On her contribution to DISMISS U, Mohini says: “My track is about the feeling of otherness and confusion. Being a place where people don’t talk the same language, and you are trying to communicate. It’s about suffering, the desperate calling upon God and screaming at the moon, saying ‘life is miserable, i am miserable’. It’s about outdoing yourself.”

Kibz Selcuk is a video, text and installation artist based in California but originally from Istanbul. Her contribution to DISMISS U is a chaotic bootleg of Nicki’s “Come On A Cone” instrumental, an audio extension of her video series TFTTF that explores “the politics of flow and feminity”.

DJ Haram is a producer and DJ working in and around Jersey club. Part of the rising Philadelphia collective/“club-not-club night” ATM, DJ Haram’s music takes in everything from experimental noise to party bangers. Her “Crisis” mixes are the perfect introduction to her work, each a fully formed articulation of her desire to fuse music of the Middle Eastern diaspora with East Coast club music.  We profiled her for our Functions Of The Now series last year and in the time since we last met she’s gone from strength to strength, most recently joining feminist dance music collective Discwoman. She’ll be setting off on her first European tour with them this August and September.

On her contribution to DISMISS U, DJ Haram says: “SO FUCKING FUNNY (soap) ft. Moor Mother Goddess is about soap opera drama, when life is so confusing and aggravating that it has come to a laughable point. Running away. Getting played. Lol. More ft. Celline is about not having shit but knowing you deserve everything. DISMISS U is a fantasy about denial making ends meet.”
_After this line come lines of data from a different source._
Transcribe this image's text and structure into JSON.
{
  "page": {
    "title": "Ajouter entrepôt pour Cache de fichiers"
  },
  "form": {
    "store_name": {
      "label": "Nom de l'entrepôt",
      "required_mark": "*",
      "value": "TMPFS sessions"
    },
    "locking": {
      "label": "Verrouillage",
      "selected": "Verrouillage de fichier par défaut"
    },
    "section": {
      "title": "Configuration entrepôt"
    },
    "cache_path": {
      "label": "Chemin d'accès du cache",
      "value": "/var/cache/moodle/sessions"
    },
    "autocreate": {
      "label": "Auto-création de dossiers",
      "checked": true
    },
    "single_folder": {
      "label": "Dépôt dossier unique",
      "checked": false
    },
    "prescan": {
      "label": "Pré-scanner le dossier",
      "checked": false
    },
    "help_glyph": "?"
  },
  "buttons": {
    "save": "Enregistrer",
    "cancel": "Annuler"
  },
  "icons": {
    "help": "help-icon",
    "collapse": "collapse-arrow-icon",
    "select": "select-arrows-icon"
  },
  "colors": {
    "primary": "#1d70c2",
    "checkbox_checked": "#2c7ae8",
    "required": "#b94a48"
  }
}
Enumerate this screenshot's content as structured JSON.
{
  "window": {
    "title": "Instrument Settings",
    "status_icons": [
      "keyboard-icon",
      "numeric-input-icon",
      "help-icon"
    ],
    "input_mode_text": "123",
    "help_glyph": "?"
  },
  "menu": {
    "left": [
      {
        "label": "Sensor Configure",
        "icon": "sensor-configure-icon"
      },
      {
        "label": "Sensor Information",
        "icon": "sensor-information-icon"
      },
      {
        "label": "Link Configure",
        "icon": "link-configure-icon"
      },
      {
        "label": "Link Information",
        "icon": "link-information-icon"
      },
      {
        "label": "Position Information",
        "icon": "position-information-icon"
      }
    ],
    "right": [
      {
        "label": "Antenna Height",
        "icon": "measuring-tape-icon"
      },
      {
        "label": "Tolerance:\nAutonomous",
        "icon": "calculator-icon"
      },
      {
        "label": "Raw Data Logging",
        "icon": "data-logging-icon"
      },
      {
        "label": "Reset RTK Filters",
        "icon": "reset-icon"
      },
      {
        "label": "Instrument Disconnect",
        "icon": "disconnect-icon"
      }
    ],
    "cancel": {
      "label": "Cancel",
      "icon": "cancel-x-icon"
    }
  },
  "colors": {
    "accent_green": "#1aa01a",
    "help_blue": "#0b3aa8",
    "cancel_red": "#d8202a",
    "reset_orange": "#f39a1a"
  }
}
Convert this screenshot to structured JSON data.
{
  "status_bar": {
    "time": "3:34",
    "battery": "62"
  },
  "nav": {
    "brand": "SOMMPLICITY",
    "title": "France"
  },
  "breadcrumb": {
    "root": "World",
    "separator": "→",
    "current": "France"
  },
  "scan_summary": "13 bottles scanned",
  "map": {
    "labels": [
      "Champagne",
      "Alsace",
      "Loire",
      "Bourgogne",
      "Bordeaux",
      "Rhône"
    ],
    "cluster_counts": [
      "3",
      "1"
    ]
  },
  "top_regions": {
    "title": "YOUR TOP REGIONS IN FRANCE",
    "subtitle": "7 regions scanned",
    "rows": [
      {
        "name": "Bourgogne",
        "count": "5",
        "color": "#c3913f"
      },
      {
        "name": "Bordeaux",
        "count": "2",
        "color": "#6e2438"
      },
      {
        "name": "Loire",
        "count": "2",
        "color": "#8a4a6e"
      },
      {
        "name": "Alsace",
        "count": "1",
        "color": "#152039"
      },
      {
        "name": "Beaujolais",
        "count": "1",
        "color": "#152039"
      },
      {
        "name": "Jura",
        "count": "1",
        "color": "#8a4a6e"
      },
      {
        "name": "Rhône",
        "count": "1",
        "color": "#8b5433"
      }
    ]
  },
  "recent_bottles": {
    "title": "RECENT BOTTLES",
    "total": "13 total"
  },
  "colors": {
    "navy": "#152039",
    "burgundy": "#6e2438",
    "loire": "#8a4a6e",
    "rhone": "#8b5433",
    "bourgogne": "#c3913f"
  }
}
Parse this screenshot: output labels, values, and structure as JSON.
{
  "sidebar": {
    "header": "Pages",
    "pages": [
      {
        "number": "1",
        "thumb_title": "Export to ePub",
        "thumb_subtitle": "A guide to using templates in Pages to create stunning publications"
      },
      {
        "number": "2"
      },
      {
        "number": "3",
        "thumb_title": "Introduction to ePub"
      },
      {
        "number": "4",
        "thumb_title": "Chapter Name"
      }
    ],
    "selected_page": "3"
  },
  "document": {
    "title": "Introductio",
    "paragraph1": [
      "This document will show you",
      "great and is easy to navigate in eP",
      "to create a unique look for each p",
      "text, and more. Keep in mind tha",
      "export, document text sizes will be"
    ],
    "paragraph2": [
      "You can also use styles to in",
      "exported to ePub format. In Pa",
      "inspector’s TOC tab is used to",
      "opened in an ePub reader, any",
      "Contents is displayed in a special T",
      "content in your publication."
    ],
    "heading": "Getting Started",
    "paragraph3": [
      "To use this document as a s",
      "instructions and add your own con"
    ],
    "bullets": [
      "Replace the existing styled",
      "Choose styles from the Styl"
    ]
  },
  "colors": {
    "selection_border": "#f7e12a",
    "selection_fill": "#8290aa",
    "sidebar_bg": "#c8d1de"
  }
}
8ULENTINA & Tobago Tracks Present: DISMISS U is available to buy from Bandcamp8ULENTINA will be in London this weekend playing at Bala Club in Dalston and Caller Tune in Hackney Wick. Follow the links for tickets/more information.

Simon Docherty